I have always loved sheep. I grew up in the city but was always a country girl at heart. That was one of my dreams, to live on a farm in the county. I never seriously thought THAT would never happen, but, here I am.
I kind of got hooked on the idea of sheep, when, one year (in 1979) I jokingly asked for a spinning wheel for Christmas, AND GOT ONE. Growing up, at our house (I come from a BIG family), we drew names for Christmas. My brother in California drew my name and took my request seriously. I’m glad he did. I took spinning lessons, bought a sheep fleece and went at it. I was never very good, my yarn never looked like store bought yarn. I did “excel” (and I use that term LOOSELY) enough to crochet a pillow.

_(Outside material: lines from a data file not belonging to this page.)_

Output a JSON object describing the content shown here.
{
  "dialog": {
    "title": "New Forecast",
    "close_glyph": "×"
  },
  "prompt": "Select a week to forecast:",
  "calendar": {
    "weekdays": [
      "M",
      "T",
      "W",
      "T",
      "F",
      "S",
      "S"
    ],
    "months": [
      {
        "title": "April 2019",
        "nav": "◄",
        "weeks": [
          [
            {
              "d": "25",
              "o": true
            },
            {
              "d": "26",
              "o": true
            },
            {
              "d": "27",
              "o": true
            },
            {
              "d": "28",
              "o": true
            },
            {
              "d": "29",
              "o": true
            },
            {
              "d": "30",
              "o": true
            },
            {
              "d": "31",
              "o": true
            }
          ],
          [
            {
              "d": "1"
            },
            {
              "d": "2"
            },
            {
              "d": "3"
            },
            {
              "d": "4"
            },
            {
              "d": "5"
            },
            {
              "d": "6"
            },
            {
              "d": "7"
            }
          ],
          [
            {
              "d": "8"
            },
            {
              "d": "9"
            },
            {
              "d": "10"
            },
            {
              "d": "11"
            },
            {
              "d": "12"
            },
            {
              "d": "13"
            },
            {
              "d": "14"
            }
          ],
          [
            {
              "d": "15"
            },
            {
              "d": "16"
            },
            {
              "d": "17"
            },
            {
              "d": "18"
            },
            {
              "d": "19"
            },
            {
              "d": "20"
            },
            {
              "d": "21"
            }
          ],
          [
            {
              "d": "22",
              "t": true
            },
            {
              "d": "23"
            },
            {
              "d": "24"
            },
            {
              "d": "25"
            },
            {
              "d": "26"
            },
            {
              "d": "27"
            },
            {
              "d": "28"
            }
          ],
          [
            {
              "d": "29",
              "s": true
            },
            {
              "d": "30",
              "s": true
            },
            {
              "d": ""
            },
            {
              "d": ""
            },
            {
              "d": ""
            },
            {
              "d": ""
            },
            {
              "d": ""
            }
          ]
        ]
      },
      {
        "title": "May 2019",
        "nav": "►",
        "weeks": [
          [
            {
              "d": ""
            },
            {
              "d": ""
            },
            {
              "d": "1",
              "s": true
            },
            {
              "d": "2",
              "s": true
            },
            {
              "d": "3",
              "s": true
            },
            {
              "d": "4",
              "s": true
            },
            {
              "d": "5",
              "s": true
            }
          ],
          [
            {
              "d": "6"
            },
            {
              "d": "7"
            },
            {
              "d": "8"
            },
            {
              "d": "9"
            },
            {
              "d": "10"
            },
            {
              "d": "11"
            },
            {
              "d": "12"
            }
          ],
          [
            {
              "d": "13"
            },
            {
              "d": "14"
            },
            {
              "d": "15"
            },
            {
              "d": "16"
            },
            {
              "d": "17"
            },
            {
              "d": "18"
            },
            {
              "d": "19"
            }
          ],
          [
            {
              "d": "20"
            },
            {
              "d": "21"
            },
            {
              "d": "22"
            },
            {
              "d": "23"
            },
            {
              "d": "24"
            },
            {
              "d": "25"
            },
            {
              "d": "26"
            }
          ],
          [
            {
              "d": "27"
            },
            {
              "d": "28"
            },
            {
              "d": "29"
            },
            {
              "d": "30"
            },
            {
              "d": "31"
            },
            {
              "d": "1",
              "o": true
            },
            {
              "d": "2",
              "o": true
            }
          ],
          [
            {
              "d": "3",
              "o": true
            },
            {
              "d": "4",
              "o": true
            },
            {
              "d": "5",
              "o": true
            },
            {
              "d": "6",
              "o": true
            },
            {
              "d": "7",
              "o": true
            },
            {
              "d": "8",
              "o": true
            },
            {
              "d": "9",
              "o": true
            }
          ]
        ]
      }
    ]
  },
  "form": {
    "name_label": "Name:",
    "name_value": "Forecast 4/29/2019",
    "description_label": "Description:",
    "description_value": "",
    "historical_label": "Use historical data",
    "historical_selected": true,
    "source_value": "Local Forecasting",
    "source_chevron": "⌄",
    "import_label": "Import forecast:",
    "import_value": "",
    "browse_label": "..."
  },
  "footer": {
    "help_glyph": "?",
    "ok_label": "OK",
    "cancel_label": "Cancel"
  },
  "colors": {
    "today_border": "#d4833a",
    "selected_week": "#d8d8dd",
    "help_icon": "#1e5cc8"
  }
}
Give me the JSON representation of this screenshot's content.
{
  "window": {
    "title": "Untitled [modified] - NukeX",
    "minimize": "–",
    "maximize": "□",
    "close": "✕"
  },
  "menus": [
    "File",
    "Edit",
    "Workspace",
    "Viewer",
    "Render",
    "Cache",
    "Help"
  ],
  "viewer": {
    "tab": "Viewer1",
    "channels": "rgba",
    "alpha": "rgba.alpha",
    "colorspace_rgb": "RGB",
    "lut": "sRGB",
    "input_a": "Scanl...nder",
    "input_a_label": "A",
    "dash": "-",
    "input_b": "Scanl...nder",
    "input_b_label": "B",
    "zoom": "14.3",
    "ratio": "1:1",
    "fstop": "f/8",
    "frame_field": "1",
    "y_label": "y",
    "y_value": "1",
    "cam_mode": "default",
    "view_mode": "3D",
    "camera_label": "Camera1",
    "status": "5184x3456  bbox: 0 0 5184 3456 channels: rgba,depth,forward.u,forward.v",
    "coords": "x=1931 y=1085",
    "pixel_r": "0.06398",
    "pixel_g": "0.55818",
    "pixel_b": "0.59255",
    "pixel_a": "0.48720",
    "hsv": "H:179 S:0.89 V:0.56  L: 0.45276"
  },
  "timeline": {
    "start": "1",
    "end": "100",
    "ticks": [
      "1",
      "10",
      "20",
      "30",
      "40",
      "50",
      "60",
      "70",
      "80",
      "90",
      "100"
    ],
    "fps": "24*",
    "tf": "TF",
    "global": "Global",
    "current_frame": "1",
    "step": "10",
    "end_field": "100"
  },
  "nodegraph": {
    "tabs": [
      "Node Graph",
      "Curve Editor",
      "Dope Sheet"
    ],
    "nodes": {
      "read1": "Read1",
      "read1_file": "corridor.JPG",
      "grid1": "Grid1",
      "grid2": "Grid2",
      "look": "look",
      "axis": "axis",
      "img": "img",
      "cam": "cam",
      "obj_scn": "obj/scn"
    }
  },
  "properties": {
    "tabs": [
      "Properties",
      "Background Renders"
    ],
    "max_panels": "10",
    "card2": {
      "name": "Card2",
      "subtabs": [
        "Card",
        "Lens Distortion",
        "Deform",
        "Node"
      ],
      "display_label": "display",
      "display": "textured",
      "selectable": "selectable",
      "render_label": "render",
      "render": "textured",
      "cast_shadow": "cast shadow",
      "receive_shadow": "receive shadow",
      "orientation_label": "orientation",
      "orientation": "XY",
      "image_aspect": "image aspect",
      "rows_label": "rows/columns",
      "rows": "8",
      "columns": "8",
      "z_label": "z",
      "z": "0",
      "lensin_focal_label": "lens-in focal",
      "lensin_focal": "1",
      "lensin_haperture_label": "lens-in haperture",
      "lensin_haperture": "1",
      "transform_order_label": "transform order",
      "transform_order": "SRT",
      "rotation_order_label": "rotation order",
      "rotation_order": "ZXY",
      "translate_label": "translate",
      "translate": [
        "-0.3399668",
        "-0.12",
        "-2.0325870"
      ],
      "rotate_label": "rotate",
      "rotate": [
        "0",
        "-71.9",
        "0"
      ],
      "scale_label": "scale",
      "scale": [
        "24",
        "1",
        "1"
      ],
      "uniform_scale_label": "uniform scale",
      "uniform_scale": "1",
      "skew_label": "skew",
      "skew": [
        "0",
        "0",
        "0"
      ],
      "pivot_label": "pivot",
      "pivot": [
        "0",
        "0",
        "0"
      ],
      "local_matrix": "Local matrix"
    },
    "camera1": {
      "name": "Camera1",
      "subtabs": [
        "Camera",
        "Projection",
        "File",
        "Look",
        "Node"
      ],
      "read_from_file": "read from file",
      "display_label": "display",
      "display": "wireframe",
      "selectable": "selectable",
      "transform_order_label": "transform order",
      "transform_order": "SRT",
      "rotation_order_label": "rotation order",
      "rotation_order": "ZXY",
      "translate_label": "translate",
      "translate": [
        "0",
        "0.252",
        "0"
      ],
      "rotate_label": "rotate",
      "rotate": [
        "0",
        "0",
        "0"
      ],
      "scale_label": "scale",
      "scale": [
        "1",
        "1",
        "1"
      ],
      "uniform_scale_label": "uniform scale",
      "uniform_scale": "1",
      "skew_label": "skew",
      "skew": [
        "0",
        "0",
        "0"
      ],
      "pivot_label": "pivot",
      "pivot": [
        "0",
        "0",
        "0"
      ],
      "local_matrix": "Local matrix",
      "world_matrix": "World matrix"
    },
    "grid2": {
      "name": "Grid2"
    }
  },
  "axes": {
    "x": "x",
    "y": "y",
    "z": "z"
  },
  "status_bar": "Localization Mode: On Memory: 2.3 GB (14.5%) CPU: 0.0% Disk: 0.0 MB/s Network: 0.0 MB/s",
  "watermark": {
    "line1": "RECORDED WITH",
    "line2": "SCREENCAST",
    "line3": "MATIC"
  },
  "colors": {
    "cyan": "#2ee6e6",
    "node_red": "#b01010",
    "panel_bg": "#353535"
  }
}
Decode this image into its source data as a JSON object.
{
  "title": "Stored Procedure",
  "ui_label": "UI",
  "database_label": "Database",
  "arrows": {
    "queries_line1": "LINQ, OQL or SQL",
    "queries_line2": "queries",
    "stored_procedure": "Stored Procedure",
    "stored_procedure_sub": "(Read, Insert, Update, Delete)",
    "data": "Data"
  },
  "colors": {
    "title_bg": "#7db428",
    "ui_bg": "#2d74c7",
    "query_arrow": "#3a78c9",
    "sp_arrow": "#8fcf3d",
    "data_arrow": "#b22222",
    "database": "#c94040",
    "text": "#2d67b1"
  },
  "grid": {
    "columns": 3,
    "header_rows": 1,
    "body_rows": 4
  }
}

Alas, I injured my back badly on the job (I was a Veterinary Technician) and couldn’t spin anymore. I was out of commission for awhile. But, that didn’t kill my desire to have sheep SOMEDAY.
That day came in 2001. One and a half years after we moved here, we went to a small farm and ranch expo on Spokane,
AND….came home with a 2 week old lamb that we had to bottle feed. It was very fun. We named her Kinsey, and she followed us around like a dog. I’d take her on walks with me. She grew into a BIG Columbia/Dorset cross ewe, and lived to be 6 years old.
Kinsey needed some sheep friends. I saw an ad in the Nickel Ads one day, for some Shetland sheep . I looked them up. They were cute LITTLE sheep, so we got 2 ewes. They were SO cute. But these particular ones were not hardy and did not last more than 1 and a 1/2 years.
Several years later, when my daughter was old enough to show sheep in 4-H, we were given a Merino lamb wether (neutered male) (we thought-I will get to THAT later). Ondra did not want to show a “market” lamb, one that gets auction off for meat, at the county fair. So she showed “Abraham Lincoln”, nicknamed “Abe” in the wool class. That way he wouldn’t get auctioned off, and we would bring him back home. Ondra was small for her age and Abe was BIG, and VERY stubborn. She had a real hard time managing him in the ring even though she had worked with him every day. But they both survived. He had GORGEOUS brown wool. Merino wool is the finest wool in the world. Abe did us proud. He got Grand Champion wool sheep. We were REALLY blessed to have him…for a while.
After we were back from the fair, Abe started acting strange. He was trying to mate the llamas!!! That did not seem like NORMAL sheep behavior, for a wether. I caught him and felt around and YIKES! he had a hidden testicle! He eventually became mean and dangerous and had to be put down.
The next year, I decided Ondra needed a smaller breed, like Shetland Sheep. They are supposed to be a hardy breed, but the 2 we had earlier, weren’t. We took the risk. I’m glad we did. Shetlands are the cutest, friendliest little sheep.
That’s it for now, I’ll have more about our Shetland sheep, and why April is a fun sheep month for us around here.
Ever considered sheep for your off grid ranch? What breeds work best? Tell us about it below in the comments!